ABOUT THIS TASK: Copy out all lines in the data below containing the string "offset".

App and web page records:
===============

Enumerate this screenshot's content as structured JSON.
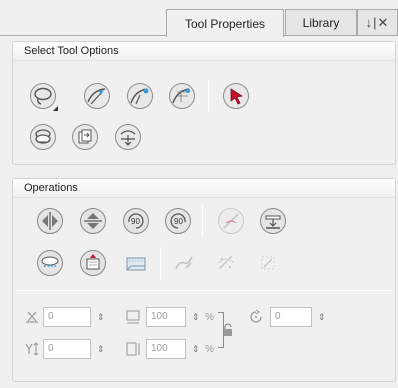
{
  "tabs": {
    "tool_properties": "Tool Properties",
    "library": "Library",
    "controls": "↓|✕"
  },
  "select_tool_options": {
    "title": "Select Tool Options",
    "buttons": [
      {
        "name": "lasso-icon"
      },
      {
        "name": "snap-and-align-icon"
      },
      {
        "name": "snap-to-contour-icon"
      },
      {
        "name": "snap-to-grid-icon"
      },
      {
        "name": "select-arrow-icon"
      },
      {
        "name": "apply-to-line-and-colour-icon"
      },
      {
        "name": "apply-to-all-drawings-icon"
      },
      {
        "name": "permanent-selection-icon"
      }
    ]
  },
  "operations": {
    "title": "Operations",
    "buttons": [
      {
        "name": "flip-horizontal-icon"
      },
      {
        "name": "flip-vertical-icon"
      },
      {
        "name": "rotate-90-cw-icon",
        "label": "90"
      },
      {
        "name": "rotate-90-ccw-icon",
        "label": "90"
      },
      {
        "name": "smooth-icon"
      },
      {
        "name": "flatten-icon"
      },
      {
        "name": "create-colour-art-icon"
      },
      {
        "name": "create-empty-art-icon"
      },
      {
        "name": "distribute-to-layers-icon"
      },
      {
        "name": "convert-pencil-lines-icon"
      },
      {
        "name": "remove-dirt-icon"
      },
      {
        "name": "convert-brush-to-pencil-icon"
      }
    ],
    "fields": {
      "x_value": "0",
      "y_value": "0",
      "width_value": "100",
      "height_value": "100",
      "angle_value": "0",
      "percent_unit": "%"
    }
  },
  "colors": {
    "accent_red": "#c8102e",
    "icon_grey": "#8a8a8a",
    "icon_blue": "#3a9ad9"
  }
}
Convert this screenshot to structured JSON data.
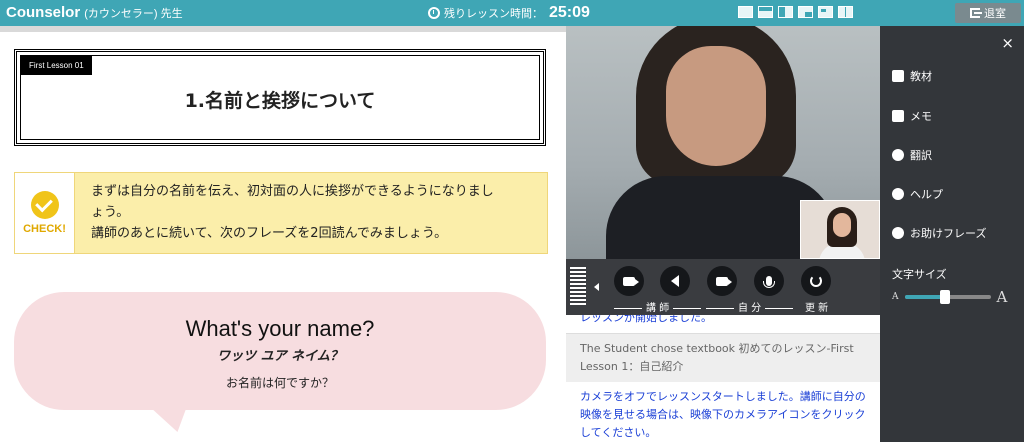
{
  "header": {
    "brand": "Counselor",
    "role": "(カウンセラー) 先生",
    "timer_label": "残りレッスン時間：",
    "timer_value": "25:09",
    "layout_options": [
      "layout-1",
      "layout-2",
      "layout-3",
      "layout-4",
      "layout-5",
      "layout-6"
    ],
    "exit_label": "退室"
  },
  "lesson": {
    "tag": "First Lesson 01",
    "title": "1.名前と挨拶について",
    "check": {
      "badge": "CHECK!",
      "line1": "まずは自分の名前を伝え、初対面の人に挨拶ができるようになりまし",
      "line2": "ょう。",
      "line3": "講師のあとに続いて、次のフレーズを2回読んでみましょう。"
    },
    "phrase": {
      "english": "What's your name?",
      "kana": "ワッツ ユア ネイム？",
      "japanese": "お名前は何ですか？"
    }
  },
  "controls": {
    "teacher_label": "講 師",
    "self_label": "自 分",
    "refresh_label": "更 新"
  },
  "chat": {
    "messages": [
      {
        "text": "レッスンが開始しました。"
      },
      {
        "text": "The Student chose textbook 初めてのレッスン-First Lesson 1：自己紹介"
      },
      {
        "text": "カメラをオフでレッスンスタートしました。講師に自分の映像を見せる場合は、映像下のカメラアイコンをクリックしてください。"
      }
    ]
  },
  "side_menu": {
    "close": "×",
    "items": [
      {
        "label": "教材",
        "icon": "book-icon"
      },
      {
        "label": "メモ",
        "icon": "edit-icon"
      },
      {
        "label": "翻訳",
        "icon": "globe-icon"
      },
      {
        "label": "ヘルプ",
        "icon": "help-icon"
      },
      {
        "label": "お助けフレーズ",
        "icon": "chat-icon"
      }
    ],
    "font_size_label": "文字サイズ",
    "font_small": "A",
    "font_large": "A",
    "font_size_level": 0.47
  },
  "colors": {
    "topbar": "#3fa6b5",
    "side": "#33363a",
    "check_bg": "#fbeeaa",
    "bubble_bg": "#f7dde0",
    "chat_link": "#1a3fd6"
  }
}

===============

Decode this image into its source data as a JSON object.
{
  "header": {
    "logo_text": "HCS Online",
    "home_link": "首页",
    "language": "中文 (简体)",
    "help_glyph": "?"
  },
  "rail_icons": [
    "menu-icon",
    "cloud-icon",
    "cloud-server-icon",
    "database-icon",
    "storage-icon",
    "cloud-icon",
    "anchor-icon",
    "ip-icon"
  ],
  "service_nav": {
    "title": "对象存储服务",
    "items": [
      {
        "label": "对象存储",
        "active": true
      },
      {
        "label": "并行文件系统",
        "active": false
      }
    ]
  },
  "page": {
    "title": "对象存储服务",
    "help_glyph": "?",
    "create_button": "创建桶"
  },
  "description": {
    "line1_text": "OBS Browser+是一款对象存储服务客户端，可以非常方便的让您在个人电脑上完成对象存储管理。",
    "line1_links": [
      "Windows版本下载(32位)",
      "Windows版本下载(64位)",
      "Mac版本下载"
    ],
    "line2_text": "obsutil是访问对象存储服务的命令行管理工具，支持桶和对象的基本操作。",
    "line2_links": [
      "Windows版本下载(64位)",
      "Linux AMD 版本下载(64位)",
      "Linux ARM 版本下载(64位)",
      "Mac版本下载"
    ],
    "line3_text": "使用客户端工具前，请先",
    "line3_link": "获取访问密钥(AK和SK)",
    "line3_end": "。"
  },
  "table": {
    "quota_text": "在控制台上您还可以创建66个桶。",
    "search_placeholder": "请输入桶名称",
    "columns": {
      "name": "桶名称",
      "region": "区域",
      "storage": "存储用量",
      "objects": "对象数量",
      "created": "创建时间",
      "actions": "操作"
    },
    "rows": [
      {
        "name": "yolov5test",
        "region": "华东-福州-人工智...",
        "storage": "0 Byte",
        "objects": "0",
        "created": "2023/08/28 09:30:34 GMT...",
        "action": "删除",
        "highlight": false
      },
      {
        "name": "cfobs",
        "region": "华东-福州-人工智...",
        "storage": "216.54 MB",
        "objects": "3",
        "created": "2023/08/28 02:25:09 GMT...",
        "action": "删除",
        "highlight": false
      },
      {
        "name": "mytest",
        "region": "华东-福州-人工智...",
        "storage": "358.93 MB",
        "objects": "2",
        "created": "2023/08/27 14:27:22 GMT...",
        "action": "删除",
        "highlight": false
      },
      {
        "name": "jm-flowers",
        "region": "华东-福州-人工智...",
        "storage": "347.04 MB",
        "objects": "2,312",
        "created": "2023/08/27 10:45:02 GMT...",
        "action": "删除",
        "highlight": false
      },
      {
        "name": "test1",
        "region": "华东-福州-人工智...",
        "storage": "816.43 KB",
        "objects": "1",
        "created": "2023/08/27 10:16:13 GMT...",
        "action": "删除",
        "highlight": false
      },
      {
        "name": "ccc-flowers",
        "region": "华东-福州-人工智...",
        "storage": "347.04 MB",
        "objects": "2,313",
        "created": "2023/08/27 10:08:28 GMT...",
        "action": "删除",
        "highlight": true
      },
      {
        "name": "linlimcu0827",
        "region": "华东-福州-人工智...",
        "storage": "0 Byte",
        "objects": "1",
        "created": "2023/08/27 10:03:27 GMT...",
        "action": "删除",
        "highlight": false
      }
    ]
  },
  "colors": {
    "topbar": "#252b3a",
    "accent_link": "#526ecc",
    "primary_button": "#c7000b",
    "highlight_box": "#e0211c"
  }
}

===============

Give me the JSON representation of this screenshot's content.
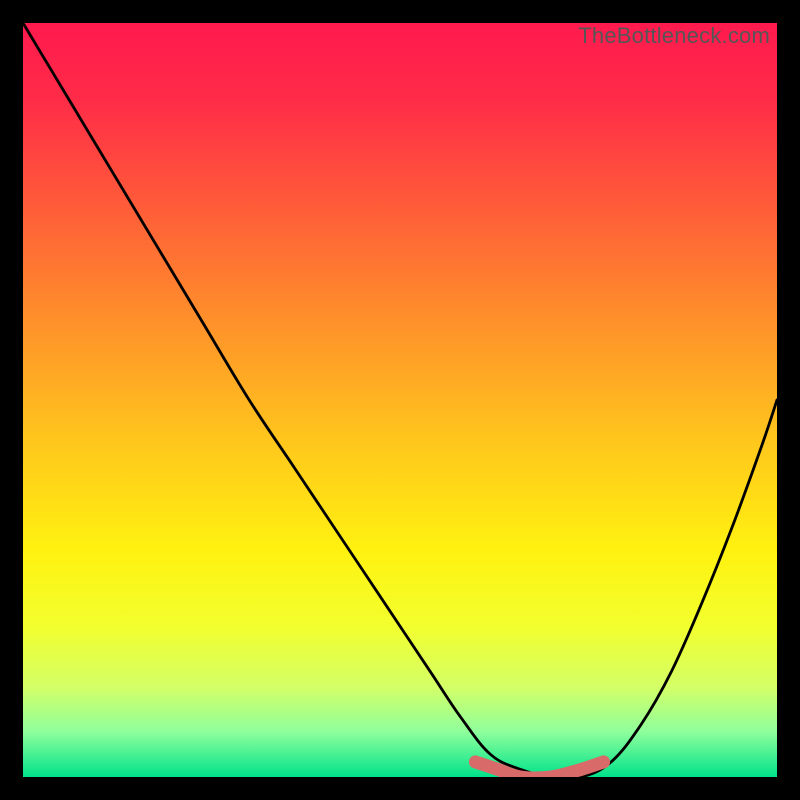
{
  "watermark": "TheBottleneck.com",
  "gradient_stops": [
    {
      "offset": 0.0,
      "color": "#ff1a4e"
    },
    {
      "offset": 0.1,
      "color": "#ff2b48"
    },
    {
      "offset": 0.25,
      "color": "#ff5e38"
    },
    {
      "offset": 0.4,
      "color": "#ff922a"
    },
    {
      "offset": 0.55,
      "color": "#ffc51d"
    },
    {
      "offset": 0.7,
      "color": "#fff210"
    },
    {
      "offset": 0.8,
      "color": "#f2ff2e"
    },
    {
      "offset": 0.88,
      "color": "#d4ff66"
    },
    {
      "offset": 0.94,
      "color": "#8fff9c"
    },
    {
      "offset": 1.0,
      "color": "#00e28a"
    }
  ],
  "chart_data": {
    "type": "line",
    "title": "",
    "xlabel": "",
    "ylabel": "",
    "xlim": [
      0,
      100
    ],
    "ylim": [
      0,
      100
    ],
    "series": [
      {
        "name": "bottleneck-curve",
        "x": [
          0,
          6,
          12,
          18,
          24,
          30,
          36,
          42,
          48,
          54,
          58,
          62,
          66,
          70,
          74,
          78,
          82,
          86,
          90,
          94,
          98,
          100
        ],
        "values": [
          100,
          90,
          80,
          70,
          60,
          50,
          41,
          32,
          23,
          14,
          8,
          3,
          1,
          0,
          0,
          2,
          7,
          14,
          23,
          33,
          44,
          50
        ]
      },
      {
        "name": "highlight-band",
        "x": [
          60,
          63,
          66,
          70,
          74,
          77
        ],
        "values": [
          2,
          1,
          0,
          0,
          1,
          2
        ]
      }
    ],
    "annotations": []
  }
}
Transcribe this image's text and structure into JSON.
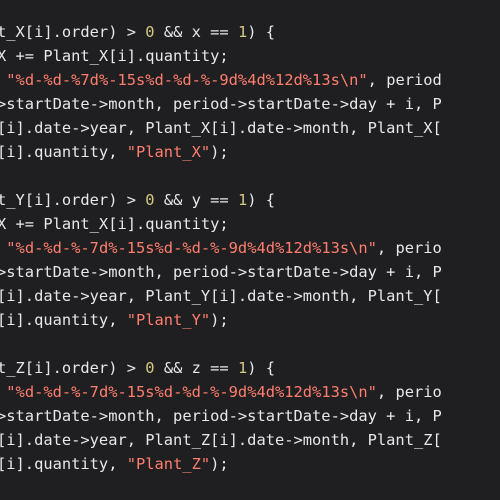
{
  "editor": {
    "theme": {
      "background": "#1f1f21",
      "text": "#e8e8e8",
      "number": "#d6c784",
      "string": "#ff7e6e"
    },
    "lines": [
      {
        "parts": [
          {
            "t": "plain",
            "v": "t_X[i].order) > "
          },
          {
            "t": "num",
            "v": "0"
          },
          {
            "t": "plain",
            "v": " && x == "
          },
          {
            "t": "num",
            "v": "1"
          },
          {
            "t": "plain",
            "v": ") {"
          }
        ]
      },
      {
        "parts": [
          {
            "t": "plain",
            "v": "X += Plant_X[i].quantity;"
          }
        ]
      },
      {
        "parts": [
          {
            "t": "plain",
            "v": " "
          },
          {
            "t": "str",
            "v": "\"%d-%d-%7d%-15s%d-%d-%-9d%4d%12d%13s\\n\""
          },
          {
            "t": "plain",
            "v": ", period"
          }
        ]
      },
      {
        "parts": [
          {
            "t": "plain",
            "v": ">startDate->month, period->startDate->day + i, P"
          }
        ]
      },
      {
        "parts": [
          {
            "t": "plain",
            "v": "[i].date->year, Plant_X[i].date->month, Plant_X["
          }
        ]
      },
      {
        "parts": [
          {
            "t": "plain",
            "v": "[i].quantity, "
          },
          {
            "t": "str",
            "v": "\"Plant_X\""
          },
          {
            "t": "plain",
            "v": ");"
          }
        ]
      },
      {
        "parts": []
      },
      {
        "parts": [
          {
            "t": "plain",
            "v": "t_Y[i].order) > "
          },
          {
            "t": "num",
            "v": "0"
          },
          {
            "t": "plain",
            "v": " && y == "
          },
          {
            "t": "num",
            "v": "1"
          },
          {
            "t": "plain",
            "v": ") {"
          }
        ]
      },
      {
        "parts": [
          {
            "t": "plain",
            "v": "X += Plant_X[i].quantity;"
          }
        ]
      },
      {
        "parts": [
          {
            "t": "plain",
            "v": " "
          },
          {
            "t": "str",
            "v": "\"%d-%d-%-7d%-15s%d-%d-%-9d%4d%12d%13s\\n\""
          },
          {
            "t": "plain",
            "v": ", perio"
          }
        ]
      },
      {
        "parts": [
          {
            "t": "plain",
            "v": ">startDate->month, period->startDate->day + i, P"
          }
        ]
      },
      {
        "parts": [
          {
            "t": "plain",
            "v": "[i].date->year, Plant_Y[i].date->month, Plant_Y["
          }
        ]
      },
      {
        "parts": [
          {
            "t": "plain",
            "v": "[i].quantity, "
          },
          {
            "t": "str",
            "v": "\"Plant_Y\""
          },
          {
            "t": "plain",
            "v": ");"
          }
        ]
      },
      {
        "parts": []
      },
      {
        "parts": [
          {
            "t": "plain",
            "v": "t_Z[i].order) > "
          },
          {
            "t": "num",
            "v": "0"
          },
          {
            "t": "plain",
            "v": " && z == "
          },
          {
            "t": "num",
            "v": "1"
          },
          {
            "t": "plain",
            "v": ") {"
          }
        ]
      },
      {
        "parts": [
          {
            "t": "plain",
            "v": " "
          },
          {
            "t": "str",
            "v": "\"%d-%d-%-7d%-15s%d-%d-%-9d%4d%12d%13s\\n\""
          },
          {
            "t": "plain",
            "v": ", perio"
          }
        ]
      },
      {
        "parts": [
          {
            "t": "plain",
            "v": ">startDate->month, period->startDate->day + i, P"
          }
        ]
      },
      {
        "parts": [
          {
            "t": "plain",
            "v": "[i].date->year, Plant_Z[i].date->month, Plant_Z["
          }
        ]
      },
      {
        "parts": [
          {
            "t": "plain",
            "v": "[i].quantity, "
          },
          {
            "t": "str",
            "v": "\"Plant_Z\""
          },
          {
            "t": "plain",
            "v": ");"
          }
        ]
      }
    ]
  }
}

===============

THE ANSWER:
      "offset": 0.0,
      "offset": 0.1,
      "offset": 0.25,
      "offset": 0.4,
      "offset": 0.55,
      "offset": 0.7,
      "offset": 0.8,
      "offset": 0.88,
      "offset": 0.94,
      "offset": 1.0,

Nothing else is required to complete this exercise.